[Data extracted from a collection]
● ● ● ● ● ● ●
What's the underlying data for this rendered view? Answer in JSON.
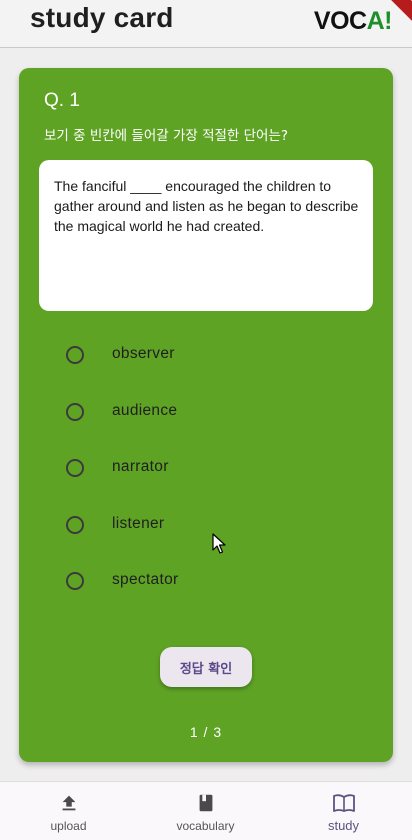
{
  "header": {
    "title": "study card",
    "logo_main": "VOC",
    "logo_accent": "A!"
  },
  "card": {
    "question_number": "Q. 1",
    "prompt": "보기 중 빈칸에 들어갈 가장 적절한 단어는?",
    "passage": "The fanciful ____ encouraged the children to gather around and listen as he began to describe the magical world he had created.",
    "options": [
      "observer",
      "audience",
      "narrator",
      "listener",
      "spectator"
    ],
    "check_button": "정답 확인",
    "pager": "1 / 3"
  },
  "nav": {
    "items": [
      {
        "label": "upload",
        "icon": "upload-icon"
      },
      {
        "label": "vocabulary",
        "icon": "book-icon"
      },
      {
        "label": "study",
        "icon": "open-book-icon"
      }
    ],
    "active": "study"
  },
  "colors": {
    "card": "#5fa325",
    "logo_accent": "#1f8f2b",
    "ribbon": "#b71c1c"
  }
}
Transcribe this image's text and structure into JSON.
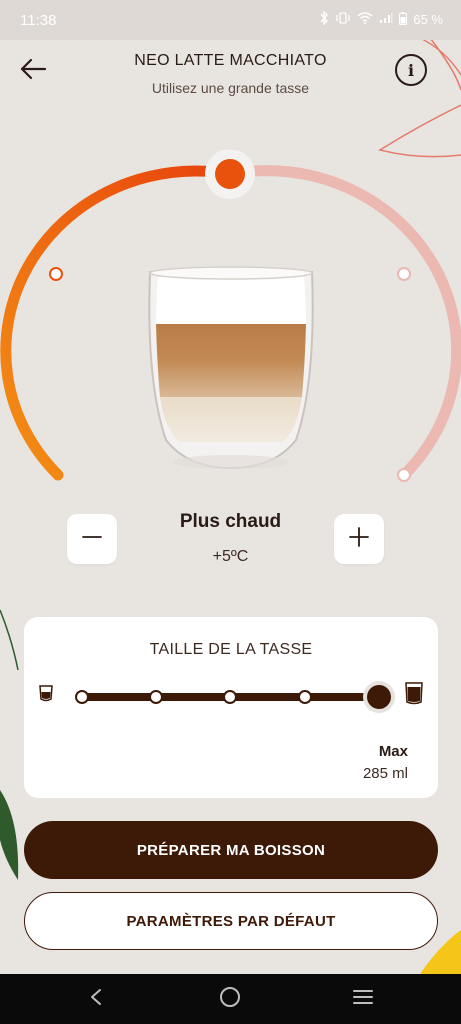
{
  "status_bar": {
    "time": "11:38",
    "battery": "65 %"
  },
  "header": {
    "title": "NEO LATTE MACCHIATO",
    "subtitle": "Utilisez une grande tasse"
  },
  "temperature": {
    "label": "Plus chaud",
    "value": "+5ºC",
    "level_steps": 5,
    "selected_step": 3
  },
  "cup_size": {
    "title": "TAILLE DE LA TASSE",
    "steps": 5,
    "selected_step": 5,
    "selected_label": "Max",
    "selected_volume": "285 ml"
  },
  "buttons": {
    "primary": "PRÉPARER MA BOISSON",
    "secondary": "PARAMÈTRES PAR DÉFAUT"
  },
  "colors": {
    "accent": "#e8520c",
    "arc_light": "#ebb8b2",
    "dark_brown": "#3d1a08",
    "background": "#e8e5e1"
  },
  "icons": {
    "back": "arrow-left-icon",
    "info": "info-icon",
    "minus": "minus-icon",
    "plus": "plus-icon",
    "nav_back": "nav-back-icon",
    "nav_home": "nav-home-icon",
    "nav_recents": "nav-recents-icon"
  }
}
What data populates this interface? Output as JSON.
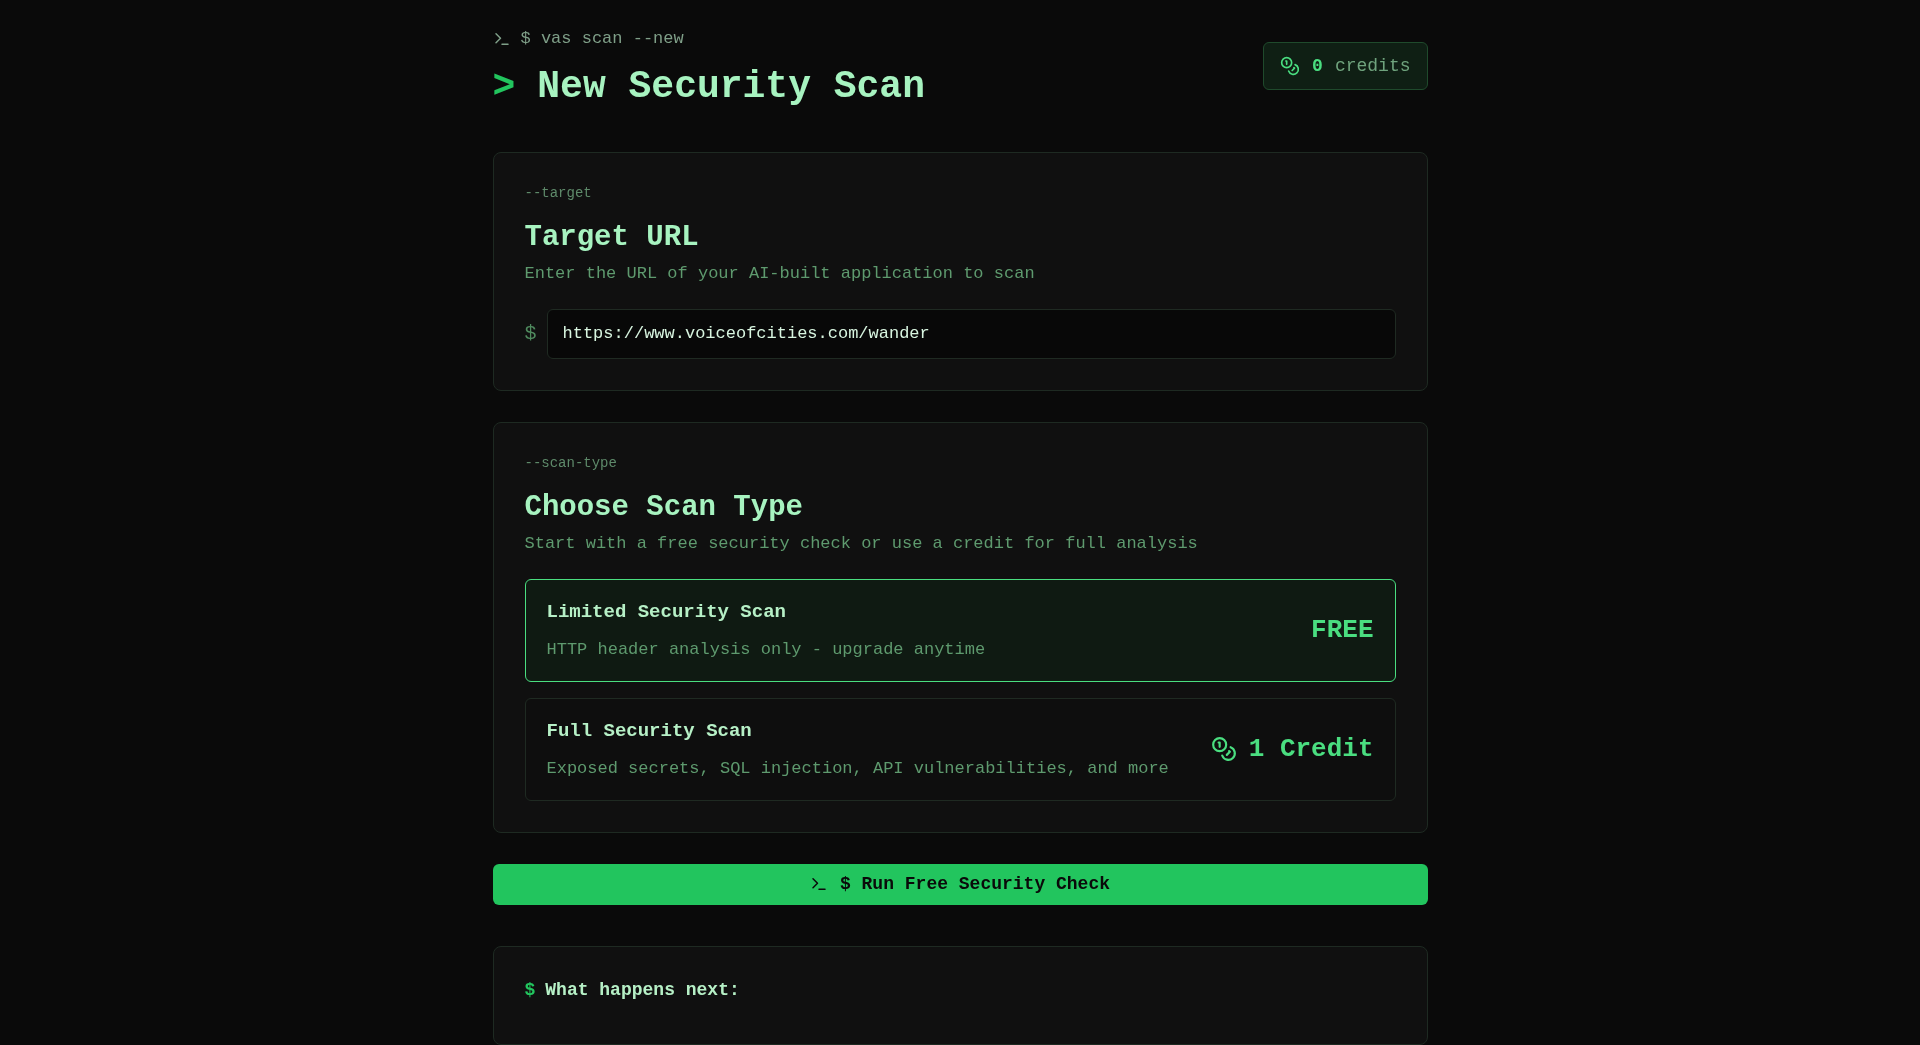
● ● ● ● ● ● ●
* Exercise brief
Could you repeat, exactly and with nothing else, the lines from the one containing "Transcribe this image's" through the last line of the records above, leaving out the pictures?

* Task response
Transcribe this image's text and structure into JSON.
{
  "status_bar": {
    "time": "11:38",
    "battery": "65 %"
  },
  "header": {
    "title": "NEO LATTE MACCHIATO",
    "subtitle": "Utilisez une grande tasse"
  },
  "temperature": {
    "label": "Plus chaud",
    "value": "+5ºC",
    "level_steps": 5,
    "selected_step": 3
  },
  "cup_size": {
    "title": "TAILLE DE LA TASSE",
    "steps": 5,
    "selected_step": 5,
    "selected_label": "Max",
    "selected_volume": "285 ml"
  },
  "buttons": {
    "primary": "PRÉPARER MA BOISSON",
    "secondary": "PARAMÈTRES PAR DÉFAUT"
  },
  "colors": {
    "accent": "#e8520c",
    "arc_light": "#ebb8b2",
    "dark_brown": "#3d1a08",
    "background": "#e8e5e1"
  },
  "icons": {
    "back": "arrow-left-icon",
    "info": "info-icon",
    "minus": "minus-icon",
    "plus": "plus-icon",
    "nav_back": "nav-back-icon",
    "nav_home": "nav-home-icon",
    "nav_recents": "nav-recents-icon"
  }
}
What data populates this interface? Output as JSON.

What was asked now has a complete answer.